#### WHAT TO WORK ON
Lines below that include "title" are the answer; copy each one.

##### GIVEN ENTRIES

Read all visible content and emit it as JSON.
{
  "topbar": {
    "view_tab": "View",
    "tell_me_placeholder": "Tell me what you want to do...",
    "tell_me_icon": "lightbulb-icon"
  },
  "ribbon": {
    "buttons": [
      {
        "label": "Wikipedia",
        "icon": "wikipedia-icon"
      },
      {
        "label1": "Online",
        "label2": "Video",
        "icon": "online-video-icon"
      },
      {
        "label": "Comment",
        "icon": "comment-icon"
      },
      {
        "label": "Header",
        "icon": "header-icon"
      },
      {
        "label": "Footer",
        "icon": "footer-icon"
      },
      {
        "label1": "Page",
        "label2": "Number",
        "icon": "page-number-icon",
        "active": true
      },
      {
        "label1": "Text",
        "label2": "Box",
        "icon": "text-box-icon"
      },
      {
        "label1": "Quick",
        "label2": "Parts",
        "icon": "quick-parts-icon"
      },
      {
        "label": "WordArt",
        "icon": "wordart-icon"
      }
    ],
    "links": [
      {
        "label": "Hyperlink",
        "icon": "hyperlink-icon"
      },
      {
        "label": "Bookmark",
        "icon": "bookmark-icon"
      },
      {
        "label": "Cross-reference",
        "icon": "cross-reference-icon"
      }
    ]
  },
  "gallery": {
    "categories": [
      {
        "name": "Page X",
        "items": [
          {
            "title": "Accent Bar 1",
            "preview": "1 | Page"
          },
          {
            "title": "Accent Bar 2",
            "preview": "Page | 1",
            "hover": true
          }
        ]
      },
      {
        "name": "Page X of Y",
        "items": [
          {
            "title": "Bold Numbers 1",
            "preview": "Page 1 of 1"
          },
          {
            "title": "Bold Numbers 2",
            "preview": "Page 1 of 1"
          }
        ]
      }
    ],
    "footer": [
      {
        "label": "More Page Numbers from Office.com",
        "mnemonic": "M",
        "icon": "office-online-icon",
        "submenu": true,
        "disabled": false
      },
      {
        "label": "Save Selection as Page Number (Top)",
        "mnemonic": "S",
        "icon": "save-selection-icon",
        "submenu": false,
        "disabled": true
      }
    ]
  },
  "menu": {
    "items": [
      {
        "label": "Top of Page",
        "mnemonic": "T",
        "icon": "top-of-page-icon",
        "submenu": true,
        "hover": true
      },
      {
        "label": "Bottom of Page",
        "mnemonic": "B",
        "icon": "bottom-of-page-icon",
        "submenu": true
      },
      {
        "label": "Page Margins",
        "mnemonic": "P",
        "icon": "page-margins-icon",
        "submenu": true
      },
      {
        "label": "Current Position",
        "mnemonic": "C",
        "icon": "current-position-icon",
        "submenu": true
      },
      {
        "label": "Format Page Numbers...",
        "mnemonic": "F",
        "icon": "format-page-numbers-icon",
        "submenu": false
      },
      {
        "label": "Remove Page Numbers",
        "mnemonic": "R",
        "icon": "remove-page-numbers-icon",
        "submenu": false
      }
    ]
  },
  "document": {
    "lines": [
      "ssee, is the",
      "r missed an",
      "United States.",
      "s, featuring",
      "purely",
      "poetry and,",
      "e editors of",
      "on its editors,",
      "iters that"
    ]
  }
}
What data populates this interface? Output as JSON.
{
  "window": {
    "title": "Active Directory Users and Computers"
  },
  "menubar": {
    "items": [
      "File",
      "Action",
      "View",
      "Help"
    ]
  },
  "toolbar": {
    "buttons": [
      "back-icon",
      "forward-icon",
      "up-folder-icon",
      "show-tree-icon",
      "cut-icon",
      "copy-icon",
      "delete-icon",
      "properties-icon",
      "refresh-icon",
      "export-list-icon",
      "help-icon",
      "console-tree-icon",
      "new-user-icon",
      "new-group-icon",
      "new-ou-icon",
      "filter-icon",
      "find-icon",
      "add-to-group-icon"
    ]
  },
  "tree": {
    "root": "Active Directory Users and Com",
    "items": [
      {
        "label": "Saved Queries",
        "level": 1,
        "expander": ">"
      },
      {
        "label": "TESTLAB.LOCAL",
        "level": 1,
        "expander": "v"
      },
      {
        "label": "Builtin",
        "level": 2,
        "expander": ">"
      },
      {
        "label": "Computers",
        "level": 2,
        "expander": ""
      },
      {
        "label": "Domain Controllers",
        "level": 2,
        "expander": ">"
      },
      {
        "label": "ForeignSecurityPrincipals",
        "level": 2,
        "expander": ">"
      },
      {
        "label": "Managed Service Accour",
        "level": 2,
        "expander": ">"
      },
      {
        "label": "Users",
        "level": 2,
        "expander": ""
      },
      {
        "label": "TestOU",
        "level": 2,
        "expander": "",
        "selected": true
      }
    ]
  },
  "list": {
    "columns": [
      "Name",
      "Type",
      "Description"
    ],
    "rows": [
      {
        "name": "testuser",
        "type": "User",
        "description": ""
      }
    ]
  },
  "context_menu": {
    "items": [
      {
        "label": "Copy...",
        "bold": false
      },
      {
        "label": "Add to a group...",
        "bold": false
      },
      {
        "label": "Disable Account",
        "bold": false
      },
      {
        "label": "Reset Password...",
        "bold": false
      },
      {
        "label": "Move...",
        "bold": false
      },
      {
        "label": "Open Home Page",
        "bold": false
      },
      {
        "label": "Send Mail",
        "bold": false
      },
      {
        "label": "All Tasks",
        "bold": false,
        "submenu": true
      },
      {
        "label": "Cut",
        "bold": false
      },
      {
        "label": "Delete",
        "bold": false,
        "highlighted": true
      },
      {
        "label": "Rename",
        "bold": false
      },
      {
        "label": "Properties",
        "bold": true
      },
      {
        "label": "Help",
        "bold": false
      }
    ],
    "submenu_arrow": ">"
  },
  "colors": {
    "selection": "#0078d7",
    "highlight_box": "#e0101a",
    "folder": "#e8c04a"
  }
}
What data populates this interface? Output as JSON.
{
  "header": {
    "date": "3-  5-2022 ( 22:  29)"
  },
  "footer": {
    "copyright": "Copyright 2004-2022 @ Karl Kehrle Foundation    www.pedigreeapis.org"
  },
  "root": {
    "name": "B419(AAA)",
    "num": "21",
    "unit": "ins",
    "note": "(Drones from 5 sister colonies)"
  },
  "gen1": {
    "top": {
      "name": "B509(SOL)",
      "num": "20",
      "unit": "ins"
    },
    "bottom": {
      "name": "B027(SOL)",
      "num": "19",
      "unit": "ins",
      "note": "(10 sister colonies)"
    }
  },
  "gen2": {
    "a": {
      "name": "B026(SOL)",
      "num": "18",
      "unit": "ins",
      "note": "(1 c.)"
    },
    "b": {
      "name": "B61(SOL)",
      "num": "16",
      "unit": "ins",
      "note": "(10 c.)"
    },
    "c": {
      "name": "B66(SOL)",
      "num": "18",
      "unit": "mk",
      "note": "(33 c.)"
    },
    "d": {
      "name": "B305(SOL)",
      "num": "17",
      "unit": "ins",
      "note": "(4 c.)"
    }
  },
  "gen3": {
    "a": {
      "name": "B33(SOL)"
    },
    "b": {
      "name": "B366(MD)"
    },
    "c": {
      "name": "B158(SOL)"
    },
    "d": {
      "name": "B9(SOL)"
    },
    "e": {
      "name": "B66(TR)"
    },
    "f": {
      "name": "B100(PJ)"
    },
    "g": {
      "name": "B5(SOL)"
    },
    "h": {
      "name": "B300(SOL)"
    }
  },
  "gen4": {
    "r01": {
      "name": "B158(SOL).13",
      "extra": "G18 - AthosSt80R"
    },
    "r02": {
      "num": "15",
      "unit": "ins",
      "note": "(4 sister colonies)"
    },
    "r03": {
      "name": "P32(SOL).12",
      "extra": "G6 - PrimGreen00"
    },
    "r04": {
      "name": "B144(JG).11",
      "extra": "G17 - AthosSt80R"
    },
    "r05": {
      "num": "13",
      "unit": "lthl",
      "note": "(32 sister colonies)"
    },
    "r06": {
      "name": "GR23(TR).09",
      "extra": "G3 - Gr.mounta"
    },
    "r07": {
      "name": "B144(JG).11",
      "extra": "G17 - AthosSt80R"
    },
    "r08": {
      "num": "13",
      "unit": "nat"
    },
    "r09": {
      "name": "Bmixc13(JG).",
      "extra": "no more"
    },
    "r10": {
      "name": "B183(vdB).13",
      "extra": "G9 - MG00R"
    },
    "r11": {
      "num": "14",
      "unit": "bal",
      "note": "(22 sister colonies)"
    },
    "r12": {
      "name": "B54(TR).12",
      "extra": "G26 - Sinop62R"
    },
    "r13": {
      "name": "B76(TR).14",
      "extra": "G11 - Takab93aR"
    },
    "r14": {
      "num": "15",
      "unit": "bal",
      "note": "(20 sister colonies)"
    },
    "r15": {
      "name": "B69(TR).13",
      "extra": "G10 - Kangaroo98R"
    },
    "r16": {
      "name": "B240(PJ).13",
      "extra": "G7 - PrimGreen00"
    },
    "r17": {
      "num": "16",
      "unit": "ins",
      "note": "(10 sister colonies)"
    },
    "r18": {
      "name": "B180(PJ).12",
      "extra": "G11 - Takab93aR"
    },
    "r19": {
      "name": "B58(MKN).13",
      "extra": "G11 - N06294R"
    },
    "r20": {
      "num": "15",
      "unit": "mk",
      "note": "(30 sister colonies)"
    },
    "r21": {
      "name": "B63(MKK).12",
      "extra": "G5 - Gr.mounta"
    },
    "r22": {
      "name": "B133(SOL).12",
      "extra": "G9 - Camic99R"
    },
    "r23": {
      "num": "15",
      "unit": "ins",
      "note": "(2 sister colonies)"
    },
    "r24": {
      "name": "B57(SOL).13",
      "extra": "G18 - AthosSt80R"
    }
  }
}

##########

#### RESPONSE TO THIS EXERCISE
            "title": "Accent Bar 1",
            "title": "Accent Bar 2",
            "title": "Bold Numbers 1",
            "title": "Bold Numbers 2",
    "title": "Active Directory Users and Computers"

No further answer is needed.